======== Dataset extract ========

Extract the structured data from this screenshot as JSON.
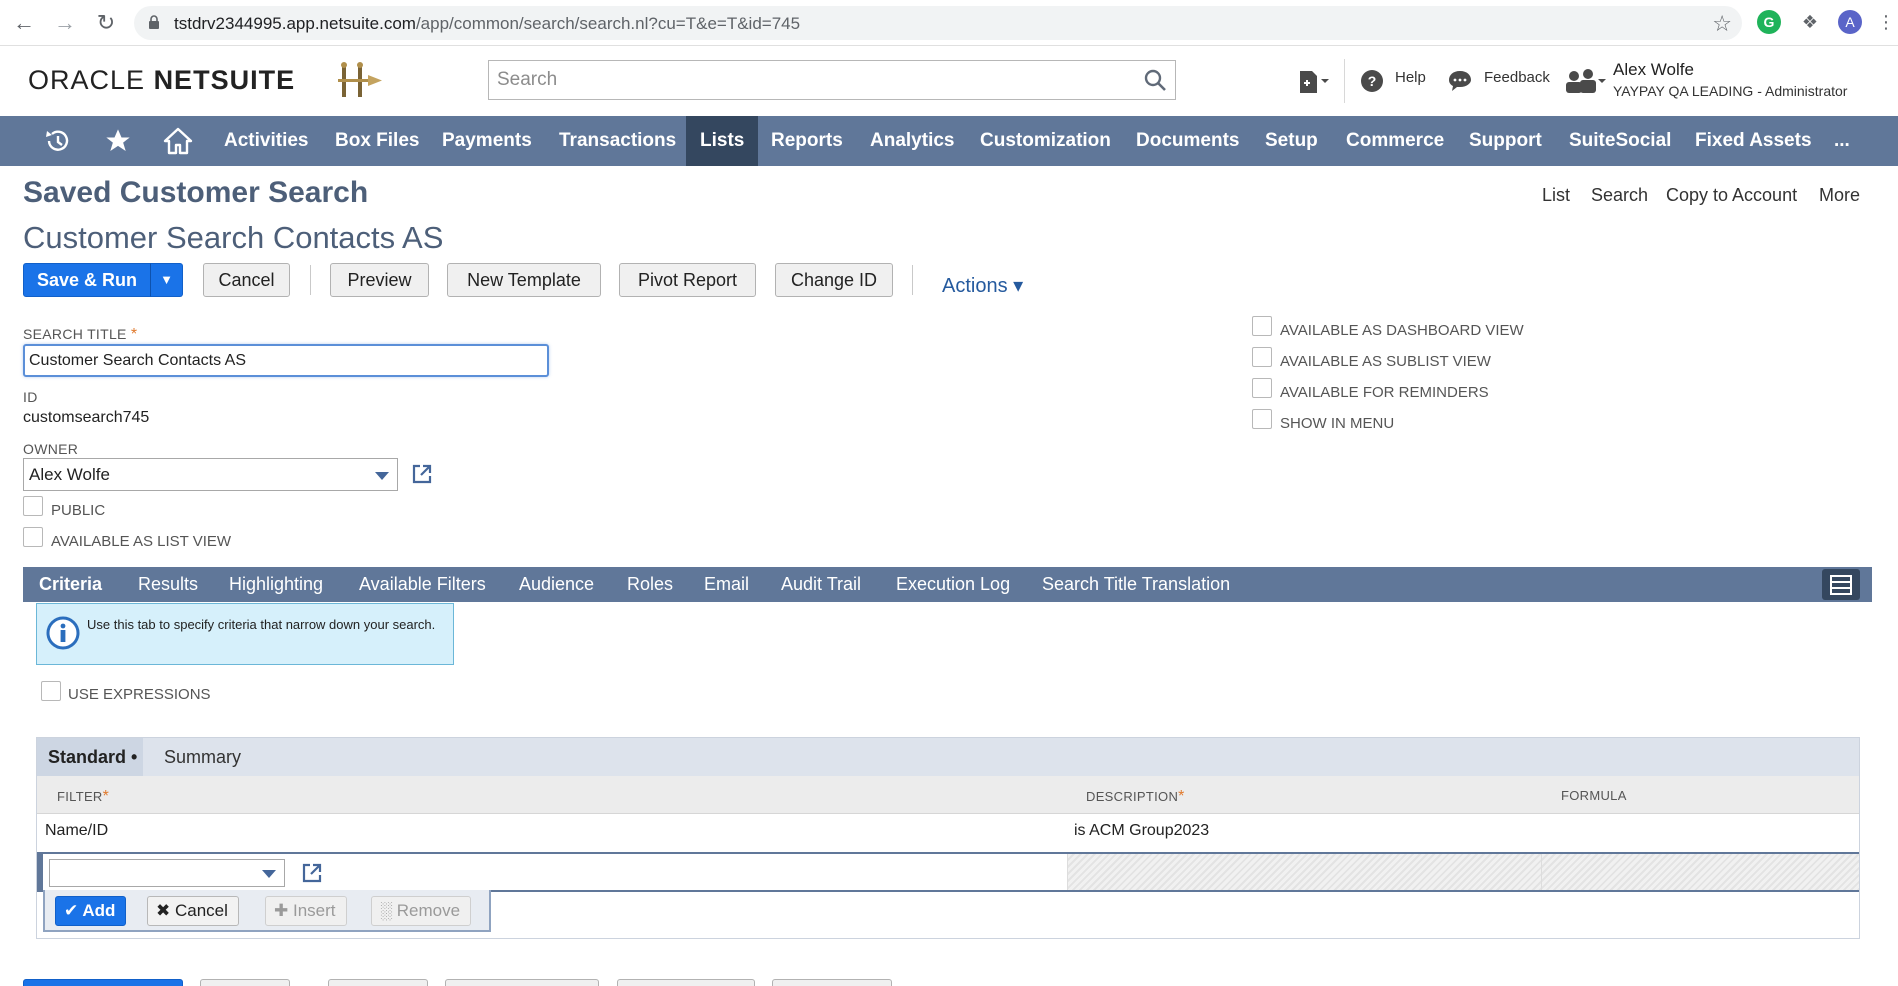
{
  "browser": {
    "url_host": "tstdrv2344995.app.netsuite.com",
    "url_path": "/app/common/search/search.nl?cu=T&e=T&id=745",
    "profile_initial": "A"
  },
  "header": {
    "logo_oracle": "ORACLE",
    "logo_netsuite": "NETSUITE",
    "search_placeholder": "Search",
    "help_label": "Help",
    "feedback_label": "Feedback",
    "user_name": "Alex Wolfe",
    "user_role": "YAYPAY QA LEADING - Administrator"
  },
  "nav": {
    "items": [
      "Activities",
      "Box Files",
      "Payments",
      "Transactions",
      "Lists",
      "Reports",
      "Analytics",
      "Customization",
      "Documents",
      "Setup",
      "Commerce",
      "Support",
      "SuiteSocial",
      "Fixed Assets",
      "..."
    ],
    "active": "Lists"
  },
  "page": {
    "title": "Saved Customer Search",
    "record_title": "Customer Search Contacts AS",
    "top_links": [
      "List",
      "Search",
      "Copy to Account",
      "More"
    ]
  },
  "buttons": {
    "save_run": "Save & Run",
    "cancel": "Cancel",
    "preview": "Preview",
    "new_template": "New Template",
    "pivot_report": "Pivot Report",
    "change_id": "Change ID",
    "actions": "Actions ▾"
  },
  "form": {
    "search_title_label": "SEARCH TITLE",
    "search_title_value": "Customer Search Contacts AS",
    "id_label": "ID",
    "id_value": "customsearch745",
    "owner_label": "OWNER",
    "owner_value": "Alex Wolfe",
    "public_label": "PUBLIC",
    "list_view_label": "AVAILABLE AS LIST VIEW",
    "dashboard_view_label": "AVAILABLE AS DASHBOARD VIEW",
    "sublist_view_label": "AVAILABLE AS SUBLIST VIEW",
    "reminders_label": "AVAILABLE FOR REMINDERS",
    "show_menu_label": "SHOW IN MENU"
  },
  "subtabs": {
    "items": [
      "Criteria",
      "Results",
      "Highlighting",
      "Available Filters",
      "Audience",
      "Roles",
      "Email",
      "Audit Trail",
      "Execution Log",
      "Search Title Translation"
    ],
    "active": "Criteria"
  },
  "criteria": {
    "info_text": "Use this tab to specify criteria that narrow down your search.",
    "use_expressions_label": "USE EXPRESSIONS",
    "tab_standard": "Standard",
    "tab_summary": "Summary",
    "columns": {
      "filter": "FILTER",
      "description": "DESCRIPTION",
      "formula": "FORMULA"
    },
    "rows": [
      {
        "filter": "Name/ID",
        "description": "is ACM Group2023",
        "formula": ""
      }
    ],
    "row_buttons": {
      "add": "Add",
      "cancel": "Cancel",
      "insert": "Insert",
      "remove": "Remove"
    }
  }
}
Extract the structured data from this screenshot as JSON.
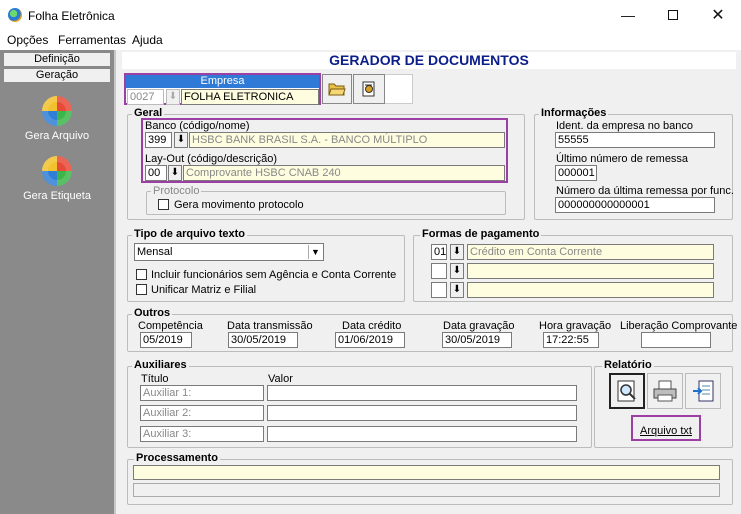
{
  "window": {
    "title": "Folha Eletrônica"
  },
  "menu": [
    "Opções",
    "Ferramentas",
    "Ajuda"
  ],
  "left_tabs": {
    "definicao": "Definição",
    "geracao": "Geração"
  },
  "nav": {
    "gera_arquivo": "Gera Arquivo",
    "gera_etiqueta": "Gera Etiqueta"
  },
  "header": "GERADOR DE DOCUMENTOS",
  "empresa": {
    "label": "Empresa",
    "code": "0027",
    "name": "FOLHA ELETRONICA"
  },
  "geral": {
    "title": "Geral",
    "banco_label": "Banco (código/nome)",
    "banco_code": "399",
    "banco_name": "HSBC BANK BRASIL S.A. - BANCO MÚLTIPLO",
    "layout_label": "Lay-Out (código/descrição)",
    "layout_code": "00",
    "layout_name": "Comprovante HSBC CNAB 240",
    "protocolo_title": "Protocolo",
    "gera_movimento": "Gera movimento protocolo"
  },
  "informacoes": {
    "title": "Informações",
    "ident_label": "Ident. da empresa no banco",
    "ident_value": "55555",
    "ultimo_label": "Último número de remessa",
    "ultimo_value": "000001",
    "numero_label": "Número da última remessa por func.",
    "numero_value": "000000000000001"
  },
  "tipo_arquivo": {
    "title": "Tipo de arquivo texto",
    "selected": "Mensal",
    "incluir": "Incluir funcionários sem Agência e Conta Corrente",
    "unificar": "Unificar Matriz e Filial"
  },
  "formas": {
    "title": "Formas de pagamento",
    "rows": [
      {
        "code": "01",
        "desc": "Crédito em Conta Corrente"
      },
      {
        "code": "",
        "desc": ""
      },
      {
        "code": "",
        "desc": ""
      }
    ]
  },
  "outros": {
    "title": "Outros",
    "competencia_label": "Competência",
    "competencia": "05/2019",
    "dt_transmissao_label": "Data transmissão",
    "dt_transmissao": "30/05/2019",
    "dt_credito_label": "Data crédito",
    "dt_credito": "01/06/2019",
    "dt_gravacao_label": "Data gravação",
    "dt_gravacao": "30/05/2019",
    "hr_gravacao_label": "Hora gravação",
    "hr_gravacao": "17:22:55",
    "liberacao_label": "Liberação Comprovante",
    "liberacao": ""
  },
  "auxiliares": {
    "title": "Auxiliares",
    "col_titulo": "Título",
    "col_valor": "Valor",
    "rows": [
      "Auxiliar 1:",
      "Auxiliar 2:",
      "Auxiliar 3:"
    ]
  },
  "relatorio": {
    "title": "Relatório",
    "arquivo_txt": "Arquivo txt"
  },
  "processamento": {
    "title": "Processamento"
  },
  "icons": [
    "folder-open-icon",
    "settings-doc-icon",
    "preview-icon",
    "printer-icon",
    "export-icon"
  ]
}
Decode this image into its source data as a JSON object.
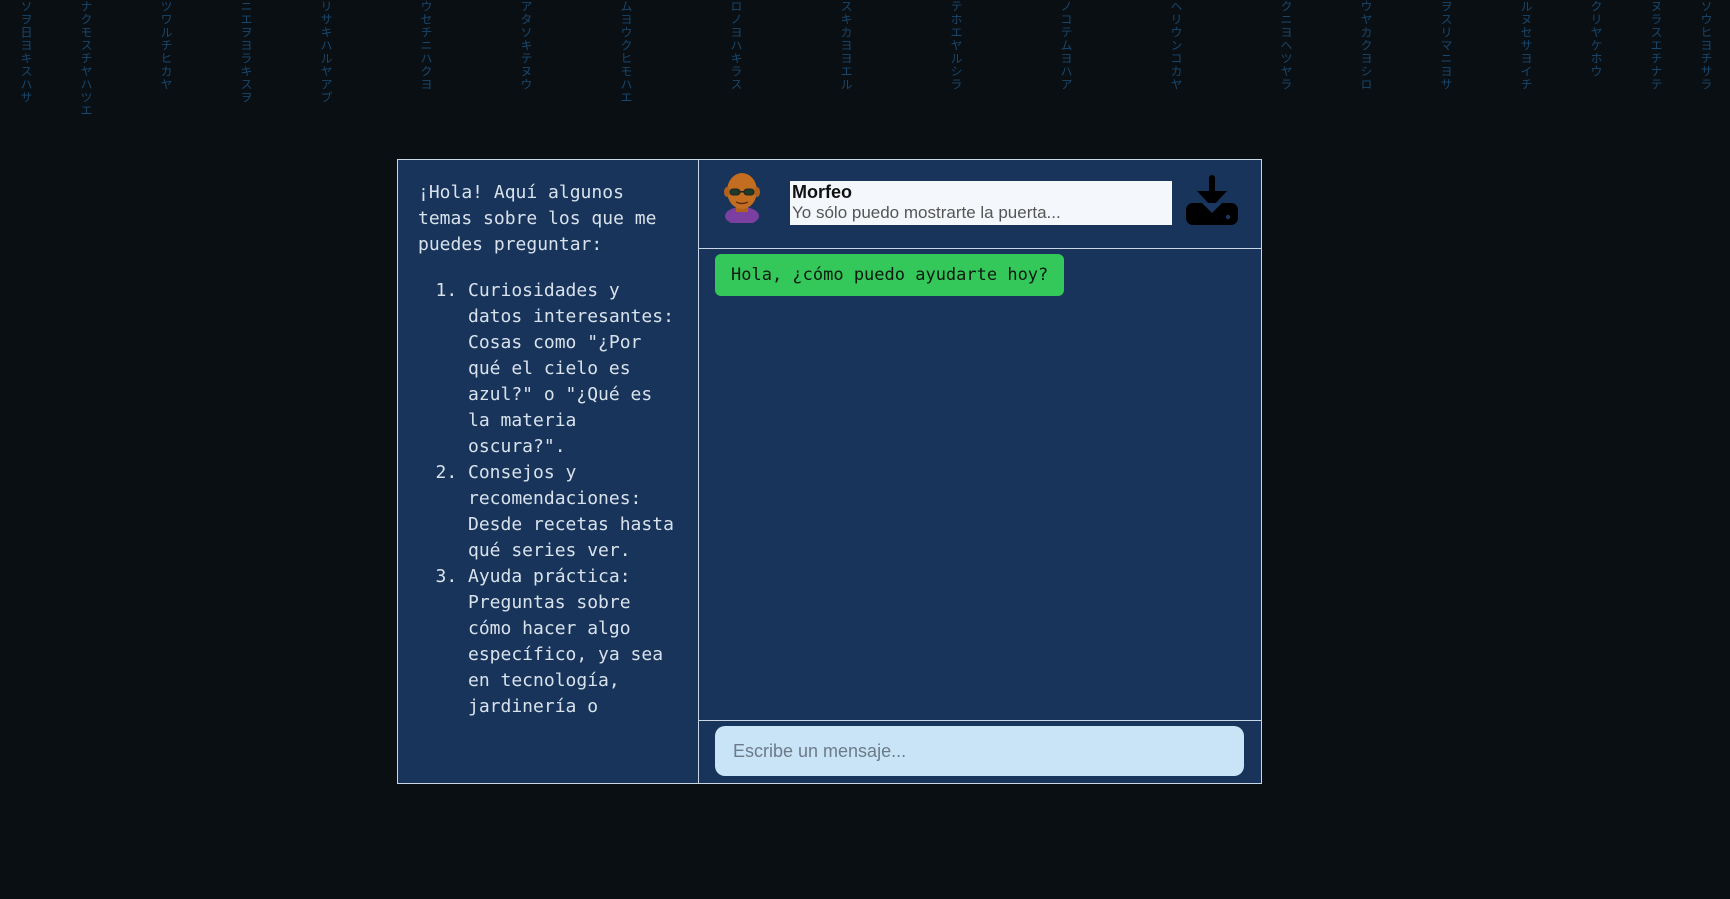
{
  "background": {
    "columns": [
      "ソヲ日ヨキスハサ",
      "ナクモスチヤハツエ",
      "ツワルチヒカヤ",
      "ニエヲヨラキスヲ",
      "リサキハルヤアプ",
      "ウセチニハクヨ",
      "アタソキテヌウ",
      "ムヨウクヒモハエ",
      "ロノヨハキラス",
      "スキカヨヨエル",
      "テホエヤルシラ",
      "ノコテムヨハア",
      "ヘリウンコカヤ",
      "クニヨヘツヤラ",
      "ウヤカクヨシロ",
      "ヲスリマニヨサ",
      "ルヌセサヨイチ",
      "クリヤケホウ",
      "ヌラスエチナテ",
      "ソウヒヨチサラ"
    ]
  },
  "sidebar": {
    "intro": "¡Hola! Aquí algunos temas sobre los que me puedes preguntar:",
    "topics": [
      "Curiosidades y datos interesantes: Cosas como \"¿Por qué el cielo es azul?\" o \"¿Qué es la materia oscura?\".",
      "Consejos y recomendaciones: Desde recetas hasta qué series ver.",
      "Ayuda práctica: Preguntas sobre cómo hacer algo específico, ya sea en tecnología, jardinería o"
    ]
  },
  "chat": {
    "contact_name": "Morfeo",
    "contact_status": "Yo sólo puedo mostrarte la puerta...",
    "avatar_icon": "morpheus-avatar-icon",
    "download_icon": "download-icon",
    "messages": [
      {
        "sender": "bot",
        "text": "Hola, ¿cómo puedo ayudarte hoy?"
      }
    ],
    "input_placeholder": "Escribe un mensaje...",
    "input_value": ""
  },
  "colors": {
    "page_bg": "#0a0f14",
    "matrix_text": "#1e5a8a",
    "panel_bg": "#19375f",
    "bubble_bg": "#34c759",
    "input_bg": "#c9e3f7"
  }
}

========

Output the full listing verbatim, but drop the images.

Extract the structured data from this screenshot as JSON.
{
  "browser": {
    "url_host": "tstdrv2344995.app.netsuite.com",
    "url_path": "/app/common/search/search.nl?cu=T&e=T&id=745",
    "profile_initial": "A"
  },
  "header": {
    "logo_oracle": "ORACLE",
    "logo_netsuite": "NETSUITE",
    "search_placeholder": "Search",
    "help_label": "Help",
    "feedback_label": "Feedback",
    "user_name": "Alex Wolfe",
    "user_role": "YAYPAY QA LEADING - Administrator"
  },
  "nav": {
    "items": [
      "Activities",
      "Box Files",
      "Payments",
      "Transactions",
      "Lists",
      "Reports",
      "Analytics",
      "Customization",
      "Documents",
      "Setup",
      "Commerce",
      "Support",
      "SuiteSocial",
      "Fixed Assets",
      "..."
    ],
    "active": "Lists"
  },
  "page": {
    "title": "Saved Customer Search",
    "record_title": "Customer Search Contacts AS",
    "top_links": [
      "List",
      "Search",
      "Copy to Account",
      "More"
    ]
  },
  "buttons": {
    "save_run": "Save & Run",
    "cancel": "Cancel",
    "preview": "Preview",
    "new_template": "New Template",
    "pivot_report": "Pivot Report",
    "change_id": "Change ID",
    "actions": "Actions ▾"
  },
  "form": {
    "search_title_label": "SEARCH TITLE",
    "search_title_value": "Customer Search Contacts AS",
    "id_label": "ID",
    "id_value": "customsearch745",
    "owner_label": "OWNER",
    "owner_value": "Alex Wolfe",
    "public_label": "PUBLIC",
    "list_view_label": "AVAILABLE AS LIST VIEW",
    "dashboard_view_label": "AVAILABLE AS DASHBOARD VIEW",
    "sublist_view_label": "AVAILABLE AS SUBLIST VIEW",
    "reminders_label": "AVAILABLE FOR REMINDERS",
    "show_menu_label": "SHOW IN MENU"
  },
  "subtabs": {
    "items": [
      "Criteria",
      "Results",
      "Highlighting",
      "Available Filters",
      "Audience",
      "Roles",
      "Email",
      "Audit Trail",
      "Execution Log",
      "Search Title Translation"
    ],
    "active": "Criteria"
  },
  "criteria": {
    "info_text": "Use this tab to specify criteria that narrow down your search.",
    "use_expressions_label": "USE EXPRESSIONS",
    "tab_standard": "Standard",
    "tab_summary": "Summary",
    "columns": {
      "filter": "FILTER",
      "description": "DESCRIPTION",
      "formula": "FORMULA"
    },
    "rows": [
      {
        "filter": "Name/ID",
        "description": "is ACM Group2023",
        "formula": ""
      }
    ],
    "row_buttons": {
      "add": "Add",
      "cancel": "Cancel",
      "insert": "Insert",
      "remove": "Remove"
    }
  }
}
Extract the structured data from this screenshot as JSON.
{
  "window": {
    "title": "Folha Eletrônica"
  },
  "menu": [
    "Opções",
    "Ferramentas",
    "Ajuda"
  ],
  "left_tabs": {
    "definicao": "Definição",
    "geracao": "Geração"
  },
  "nav": {
    "gera_arquivo": "Gera Arquivo",
    "gera_etiqueta": "Gera Etiqueta"
  },
  "header": "GERADOR DE DOCUMENTOS",
  "empresa": {
    "label": "Empresa",
    "code": "0027",
    "name": "FOLHA ELETRONICA"
  },
  "geral": {
    "title": "Geral",
    "banco_label": "Banco (código/nome)",
    "banco_code": "399",
    "banco_name": "HSBC BANK BRASIL S.A. - BANCO MÚLTIPLO",
    "layout_label": "Lay-Out (código/descrição)",
    "layout_code": "00",
    "layout_name": "Comprovante HSBC CNAB 240",
    "protocolo_title": "Protocolo",
    "gera_movimento": "Gera movimento protocolo"
  },
  "informacoes": {
    "title": "Informações",
    "ident_label": "Ident. da empresa no banco",
    "ident_value": "55555",
    "ultimo_label": "Último número de remessa",
    "ultimo_value": "000001",
    "numero_label": "Número da última remessa por func.",
    "numero_value": "000000000000001"
  },
  "tipo_arquivo": {
    "title": "Tipo de arquivo texto",
    "selected": "Mensal",
    "incluir": "Incluir funcionários sem Agência e Conta Corrente",
    "unificar": "Unificar Matriz e Filial"
  },
  "formas": {
    "title": "Formas de pagamento",
    "rows": [
      {
        "code": "01",
        "desc": "Crédito em Conta Corrente"
      },
      {
        "code": "",
        "desc": ""
      },
      {
        "code": "",
        "desc": ""
      }
    ]
  },
  "outros": {
    "title": "Outros",
    "competencia_label": "Competência",
    "competencia": "05/2019",
    "dt_transmissao_label": "Data transmissão",
    "dt_transmissao": "30/05/2019",
    "dt_credito_label": "Data crédito",
    "dt_credito": "01/06/2019",
    "dt_gravacao_label": "Data gravação",
    "dt_gravacao": "30/05/2019",
    "hr_gravacao_label": "Hora gravação",
    "hr_gravacao": "17:22:55",
    "liberacao_label": "Liberação Comprovante",
    "liberacao": ""
  },
  "auxiliares": {
    "title": "Auxiliares",
    "col_titulo": "Título",
    "col_valor": "Valor",
    "rows": [
      "Auxiliar 1:",
      "Auxiliar 2:",
      "Auxiliar 3:"
    ]
  },
  "relatorio": {
    "title": "Relatório",
    "arquivo_txt": "Arquivo txt"
  },
  "processamento": {
    "title": "Processamento"
  },
  "icons": [
    "folder-open-icon",
    "settings-doc-icon",
    "preview-icon",
    "printer-icon",
    "export-icon"
  ]
}
Decode this image into its source data as a JSON object.
{
  "background": {
    "columns": [
      "ソヲ日ヨキスハサ",
      "ナクモスチヤハツエ",
      "ツワルチヒカヤ",
      "ニエヲヨラキスヲ",
      "リサキハルヤアプ",
      "ウセチニハクヨ",
      "アタソキテヌウ",
      "ムヨウクヒモハエ",
      "ロノヨハキラス",
      "スキカヨヨエル",
      "テホエヤルシラ",
      "ノコテムヨハア",
      "ヘリウンコカヤ",
      "クニヨヘツヤラ",
      "ウヤカクヨシロ",
      "ヲスリマニヨサ",
      "ルヌセサヨイチ",
      "クリヤケホウ",
      "ヌラスエチナテ",
      "ソウヒヨチサラ"
    ]
  },
  "sidebar": {
    "intro": "¡Hola! Aquí algunos temas sobre los que me puedes preguntar:",
    "topics": [
      "Curiosidades y datos interesantes: Cosas como \"¿Por qué el cielo es azul?\" o \"¿Qué es la materia oscura?\".",
      "Consejos y recomendaciones: Desde recetas hasta qué series ver.",
      "Ayuda práctica: Preguntas sobre cómo hacer algo específico, ya sea en tecnología, jardinería o"
    ]
  },
  "chat": {
    "contact_name": "Morfeo",
    "contact_status": "Yo sólo puedo mostrarte la puerta...",
    "avatar_icon": "morpheus-avatar-icon",
    "download_icon": "download-icon",
    "messages": [
      {
        "sender": "bot",
        "text": "Hola, ¿cómo puedo ayudarte hoy?"
      }
    ],
    "input_placeholder": "Escribe un mensaje...",
    "input_value": ""
  },
  "colors": {
    "page_bg": "#0a0f14",
    "matrix_text": "#1e5a8a",
    "panel_bg": "#19375f",
    "bubble_bg": "#34c759",
    "input_bg": "#c9e3f7"
  }
}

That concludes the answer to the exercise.